It’s been a strange week in the Seventh-day Adventist Church. Angus T. Jones, who plays the character Jake in the television hit Two and a Half Men, gave a testimony in a two part Youtube video of his conversion to Adventism. Adventism is not used to this type of exposure and the events of the past few days have led to some thoughts about the my faith and its relationship to secular society. Adventism is a relatively small, insular faith, and certainly not used to this type of exposure. There are several facets of these recent events that have fascinated me over the course of the last few days.
First, the response from Adventists on social media was odd. It wasn’t odd in an abstract sense, but it was strange for the culture of Adventism. The most staunch and conservative Adventist is usually someone who eschews connections with popular culture. However, many from all points along the spectrum of Adventism were really excited to discover that Jones was now an Adventist.
What bothered me was not that people were excited; I would be excited anytime anyone became a member of my faith, and my criticism would never be about Jones and his personal spiritual journey. What bothered me was that the nature of the excitement about Jones did not seem to be about him, but about what his conversion meant for us as Adventists. We were so excited that a famous person was positively publicizing Adventism. As I said on my personal blog, our excitement seemed prideful (and therefore un-Adventist) and more concerned with public validation. This is not the first time this has happened recently, but this is the most far-reaching example.

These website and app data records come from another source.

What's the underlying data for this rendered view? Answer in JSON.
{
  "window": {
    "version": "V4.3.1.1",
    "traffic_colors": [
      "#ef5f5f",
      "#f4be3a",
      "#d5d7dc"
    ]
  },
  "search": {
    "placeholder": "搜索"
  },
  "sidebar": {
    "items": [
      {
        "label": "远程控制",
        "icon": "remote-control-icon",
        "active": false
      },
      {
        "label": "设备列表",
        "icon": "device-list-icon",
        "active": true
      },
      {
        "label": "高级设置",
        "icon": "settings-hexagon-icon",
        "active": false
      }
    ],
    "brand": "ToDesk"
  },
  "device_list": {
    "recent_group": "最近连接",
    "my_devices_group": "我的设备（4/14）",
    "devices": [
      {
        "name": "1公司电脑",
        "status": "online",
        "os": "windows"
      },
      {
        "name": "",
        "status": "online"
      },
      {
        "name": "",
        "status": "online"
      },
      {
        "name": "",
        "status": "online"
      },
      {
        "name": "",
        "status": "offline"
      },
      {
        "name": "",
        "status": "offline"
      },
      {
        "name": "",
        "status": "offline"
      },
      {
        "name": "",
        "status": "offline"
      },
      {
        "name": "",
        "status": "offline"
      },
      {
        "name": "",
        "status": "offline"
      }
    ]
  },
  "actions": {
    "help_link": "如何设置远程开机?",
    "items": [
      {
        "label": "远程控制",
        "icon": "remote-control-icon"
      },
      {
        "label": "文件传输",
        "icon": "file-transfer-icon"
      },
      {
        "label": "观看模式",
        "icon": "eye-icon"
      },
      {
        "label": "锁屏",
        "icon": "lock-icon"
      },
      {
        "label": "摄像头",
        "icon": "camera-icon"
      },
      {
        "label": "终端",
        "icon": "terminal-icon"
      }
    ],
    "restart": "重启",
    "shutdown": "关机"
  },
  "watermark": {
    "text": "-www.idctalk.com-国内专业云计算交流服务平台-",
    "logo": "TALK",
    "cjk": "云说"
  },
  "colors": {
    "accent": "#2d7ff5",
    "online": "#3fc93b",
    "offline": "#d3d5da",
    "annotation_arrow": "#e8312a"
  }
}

There was a similar reaction when the group Committed won the talent show The Sing-Off in 2010, and also led to criticism of the group for their song selections while on the show. More recently, Devon Franklin, an Adventist movie producer, married actress Meagan Good and was interviewed by Oprah for her Super Soul Sunday series. In each of these situations, Adventists reveled in these public accolades, despite the fact that Adventism as a religion spurns much of popular culture.
Second, the response of the Adventist Church as an institution was much more understated and more in line with the (former?) culture of Adventism. The church officially released a statement in which they welcomed Jones into the church and distanced themselves from his personal statements. The release also disavowed Christopher Hudson, head of The Forerunner Chronicles and the man who interviewed Jones, and gave a brief summary on the Adventist Church. As an individual, there have been times when I have been critical of my church. I assume all of us have been critical of the structures of our faith traditions. This was one time when I agreed with the way the Adventist church handled what could have been a thorny situation.
Finally, there is the question of who represents the faith in its engagement with the broader culture. In the past few days Christopher Hudson, who has interviewed on Nightline and CNN, received a lot of publicity for his ministry. Many outlets have described him as an Adventist pastor, and he described himself as an evangelist for the Adventist Church. The Church, however, has distanced itself from him in any capacity. It is right to do so. As has been widely reported, Hudson has made inflammatory statements that are not connected to any official positions of the Adventist Church. He claimed that the rapper Jay-Z is in league with the devil, compared President Obama to Hitler, and implied that gas shortages in New York would lead to cannibalism. When engaging the broader culture, you cannot always control the actors. While Adventists in general may be excited about having as famous an advocate as Jones, we now have to argue against members like Hudson, whose beliefs are not in line with what most Adventists believe.
I am not sure that I am advocating for a right or wrong position here. I am certainly uncomfortable with the desire for public validation that seemed evident in the culture of Adventism this week. But I also realize that in a broader sense, Adventism stands at a crossroads. Adventism is a young faith (next year will be the 150th anniversary of the founding of the church) and has not really addressed issues of publicity and how to engage culture in its broadest form. If this week has shown me anything, it is that we have a long way to go and a lot to learn along the way.
Photo: Public Domain (Attribution: Wikimedia Commons).
 Though I must say, Adventism is not that small when compared to other uniquely American denominations. Worldwide Adventism has over 17 million members (more than the Church of Jesus Christ of Latter Day Saints) and as of 2011 was the second fastest growing denomination in America.
 It is possible that when Hudson describes himself as an evangelist for the Adventist Church he means that he evangelizes the Adventist message as opposed to holding any official position with the church.
Jason is a Harvard Law graduate and a PhD candidate in Church-State Studies at the Dawson Institute at Baylor University. He is currently working on his dissertation about a Christian theology of church-state separation, and enjoys blogging about religion, politics, and questions of religious liberty.